Track down each line below containing the string "text" and copy it.

### RECORDS PROVIDED
◇ ◇ ◇
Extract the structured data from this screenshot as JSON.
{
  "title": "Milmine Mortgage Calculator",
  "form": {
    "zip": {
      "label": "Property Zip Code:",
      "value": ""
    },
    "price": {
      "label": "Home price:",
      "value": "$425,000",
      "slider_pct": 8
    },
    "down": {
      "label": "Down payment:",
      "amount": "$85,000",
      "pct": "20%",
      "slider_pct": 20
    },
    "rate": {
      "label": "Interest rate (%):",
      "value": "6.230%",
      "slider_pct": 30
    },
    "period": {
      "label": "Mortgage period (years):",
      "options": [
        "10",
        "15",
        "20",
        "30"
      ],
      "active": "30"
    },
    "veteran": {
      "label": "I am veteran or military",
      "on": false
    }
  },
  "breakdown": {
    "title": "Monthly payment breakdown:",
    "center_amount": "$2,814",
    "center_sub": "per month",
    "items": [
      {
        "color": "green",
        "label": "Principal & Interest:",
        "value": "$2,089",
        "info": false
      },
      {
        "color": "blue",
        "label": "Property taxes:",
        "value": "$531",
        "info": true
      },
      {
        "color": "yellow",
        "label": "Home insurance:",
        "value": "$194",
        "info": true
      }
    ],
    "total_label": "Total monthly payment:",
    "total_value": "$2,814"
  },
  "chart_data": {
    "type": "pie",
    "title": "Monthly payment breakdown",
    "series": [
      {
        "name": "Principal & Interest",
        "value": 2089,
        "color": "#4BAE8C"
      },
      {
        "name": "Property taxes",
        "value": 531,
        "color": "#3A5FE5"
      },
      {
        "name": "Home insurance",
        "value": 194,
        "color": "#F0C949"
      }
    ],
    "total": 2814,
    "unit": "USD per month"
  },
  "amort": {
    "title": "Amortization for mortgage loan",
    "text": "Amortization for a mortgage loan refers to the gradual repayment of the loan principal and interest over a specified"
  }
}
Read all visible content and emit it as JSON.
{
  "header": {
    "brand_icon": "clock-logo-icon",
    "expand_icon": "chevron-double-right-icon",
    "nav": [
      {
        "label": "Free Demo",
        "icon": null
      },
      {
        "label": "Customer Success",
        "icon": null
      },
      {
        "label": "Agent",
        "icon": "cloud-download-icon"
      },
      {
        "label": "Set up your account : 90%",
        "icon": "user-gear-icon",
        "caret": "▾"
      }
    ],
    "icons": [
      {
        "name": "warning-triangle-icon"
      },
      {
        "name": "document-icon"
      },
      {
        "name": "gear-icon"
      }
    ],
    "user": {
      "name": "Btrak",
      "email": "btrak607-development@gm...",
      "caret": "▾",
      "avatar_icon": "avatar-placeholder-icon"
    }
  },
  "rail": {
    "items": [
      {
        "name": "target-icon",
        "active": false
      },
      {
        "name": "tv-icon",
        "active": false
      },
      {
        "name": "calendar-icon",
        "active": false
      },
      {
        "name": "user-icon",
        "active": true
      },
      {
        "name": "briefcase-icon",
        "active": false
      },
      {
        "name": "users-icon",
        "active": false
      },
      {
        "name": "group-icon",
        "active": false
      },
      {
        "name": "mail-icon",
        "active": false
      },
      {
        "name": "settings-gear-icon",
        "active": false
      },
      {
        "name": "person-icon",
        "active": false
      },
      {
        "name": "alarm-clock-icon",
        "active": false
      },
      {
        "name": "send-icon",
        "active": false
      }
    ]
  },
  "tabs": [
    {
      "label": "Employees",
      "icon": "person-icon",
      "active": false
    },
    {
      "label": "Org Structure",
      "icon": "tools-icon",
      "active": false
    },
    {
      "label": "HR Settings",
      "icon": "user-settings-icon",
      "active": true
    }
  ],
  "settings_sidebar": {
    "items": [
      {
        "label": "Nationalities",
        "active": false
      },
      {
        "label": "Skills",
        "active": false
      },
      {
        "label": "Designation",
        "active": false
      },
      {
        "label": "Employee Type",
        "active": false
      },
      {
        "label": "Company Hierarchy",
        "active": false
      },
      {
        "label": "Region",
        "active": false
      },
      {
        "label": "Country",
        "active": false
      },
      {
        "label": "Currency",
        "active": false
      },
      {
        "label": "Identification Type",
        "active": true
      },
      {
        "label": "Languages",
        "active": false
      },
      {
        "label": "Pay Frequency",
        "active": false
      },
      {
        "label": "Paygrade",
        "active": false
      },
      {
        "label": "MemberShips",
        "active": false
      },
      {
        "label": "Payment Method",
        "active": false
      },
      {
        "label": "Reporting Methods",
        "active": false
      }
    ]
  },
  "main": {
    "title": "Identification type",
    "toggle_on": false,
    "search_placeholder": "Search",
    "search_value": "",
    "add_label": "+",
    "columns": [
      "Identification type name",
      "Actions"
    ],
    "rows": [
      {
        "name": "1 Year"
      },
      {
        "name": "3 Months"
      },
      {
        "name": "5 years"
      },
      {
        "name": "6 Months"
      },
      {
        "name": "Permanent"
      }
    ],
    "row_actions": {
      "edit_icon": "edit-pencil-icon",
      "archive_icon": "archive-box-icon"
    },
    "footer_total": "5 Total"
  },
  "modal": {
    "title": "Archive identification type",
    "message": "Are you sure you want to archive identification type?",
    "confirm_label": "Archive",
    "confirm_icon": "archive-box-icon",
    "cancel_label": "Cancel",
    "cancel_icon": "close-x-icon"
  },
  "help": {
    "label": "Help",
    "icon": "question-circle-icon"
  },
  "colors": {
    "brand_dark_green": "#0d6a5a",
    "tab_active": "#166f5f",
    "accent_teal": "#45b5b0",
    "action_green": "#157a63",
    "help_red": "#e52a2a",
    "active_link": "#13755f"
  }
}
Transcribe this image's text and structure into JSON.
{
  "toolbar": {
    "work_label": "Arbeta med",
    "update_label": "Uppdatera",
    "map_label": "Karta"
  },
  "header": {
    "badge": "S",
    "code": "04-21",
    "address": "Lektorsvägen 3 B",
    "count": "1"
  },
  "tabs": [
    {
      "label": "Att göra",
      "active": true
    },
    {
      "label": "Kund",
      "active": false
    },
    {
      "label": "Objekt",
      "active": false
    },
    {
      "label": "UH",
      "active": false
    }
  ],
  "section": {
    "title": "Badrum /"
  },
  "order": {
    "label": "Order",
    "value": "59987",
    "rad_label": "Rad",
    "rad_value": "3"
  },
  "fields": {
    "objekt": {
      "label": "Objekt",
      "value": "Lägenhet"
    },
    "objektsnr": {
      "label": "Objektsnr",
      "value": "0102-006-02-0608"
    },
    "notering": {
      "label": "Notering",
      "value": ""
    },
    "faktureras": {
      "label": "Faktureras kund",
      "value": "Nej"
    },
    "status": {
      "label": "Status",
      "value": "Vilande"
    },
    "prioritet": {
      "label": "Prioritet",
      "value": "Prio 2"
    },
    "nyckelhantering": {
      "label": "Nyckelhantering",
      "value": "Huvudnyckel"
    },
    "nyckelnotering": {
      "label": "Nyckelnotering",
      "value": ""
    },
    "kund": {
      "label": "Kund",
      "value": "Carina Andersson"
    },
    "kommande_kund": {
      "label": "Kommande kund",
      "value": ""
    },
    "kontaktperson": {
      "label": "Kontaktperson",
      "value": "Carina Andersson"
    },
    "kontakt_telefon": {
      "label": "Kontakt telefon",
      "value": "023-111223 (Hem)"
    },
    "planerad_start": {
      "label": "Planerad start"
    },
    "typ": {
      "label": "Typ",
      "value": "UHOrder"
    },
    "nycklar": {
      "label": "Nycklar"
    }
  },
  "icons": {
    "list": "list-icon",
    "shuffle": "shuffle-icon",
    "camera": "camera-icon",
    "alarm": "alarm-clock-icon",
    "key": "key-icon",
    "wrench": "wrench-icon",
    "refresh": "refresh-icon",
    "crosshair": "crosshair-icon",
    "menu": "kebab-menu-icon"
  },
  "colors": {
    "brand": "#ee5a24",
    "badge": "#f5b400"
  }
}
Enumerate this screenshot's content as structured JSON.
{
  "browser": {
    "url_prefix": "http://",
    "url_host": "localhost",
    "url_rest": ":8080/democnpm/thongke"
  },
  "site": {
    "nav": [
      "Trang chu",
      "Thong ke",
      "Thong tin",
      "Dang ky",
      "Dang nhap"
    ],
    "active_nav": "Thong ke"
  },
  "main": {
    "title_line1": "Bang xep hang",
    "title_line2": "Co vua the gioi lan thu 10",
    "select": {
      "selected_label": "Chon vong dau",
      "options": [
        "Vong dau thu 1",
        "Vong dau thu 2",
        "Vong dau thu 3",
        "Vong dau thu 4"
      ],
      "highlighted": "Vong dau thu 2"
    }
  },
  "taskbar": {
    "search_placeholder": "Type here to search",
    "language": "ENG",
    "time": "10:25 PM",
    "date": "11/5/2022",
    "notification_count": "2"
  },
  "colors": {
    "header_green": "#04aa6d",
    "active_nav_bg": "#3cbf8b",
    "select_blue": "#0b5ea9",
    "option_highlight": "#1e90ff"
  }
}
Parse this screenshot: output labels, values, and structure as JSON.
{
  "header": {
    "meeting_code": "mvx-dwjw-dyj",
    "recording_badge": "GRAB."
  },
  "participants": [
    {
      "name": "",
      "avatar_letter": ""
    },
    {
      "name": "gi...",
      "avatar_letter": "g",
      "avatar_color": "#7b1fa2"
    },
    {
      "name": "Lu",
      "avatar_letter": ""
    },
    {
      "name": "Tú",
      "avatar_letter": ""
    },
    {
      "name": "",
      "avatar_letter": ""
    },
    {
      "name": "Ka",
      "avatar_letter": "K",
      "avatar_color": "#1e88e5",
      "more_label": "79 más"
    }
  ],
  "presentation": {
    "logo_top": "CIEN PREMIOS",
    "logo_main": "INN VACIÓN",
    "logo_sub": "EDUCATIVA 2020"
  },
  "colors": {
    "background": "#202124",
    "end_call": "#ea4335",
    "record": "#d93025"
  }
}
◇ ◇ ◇
### ANSWER BOX
    "text": "Amortization for a mortgage loan refers to the gradual repayment of the loan principal and interest over a specified"
Transcribe this image's text and structure into JSON.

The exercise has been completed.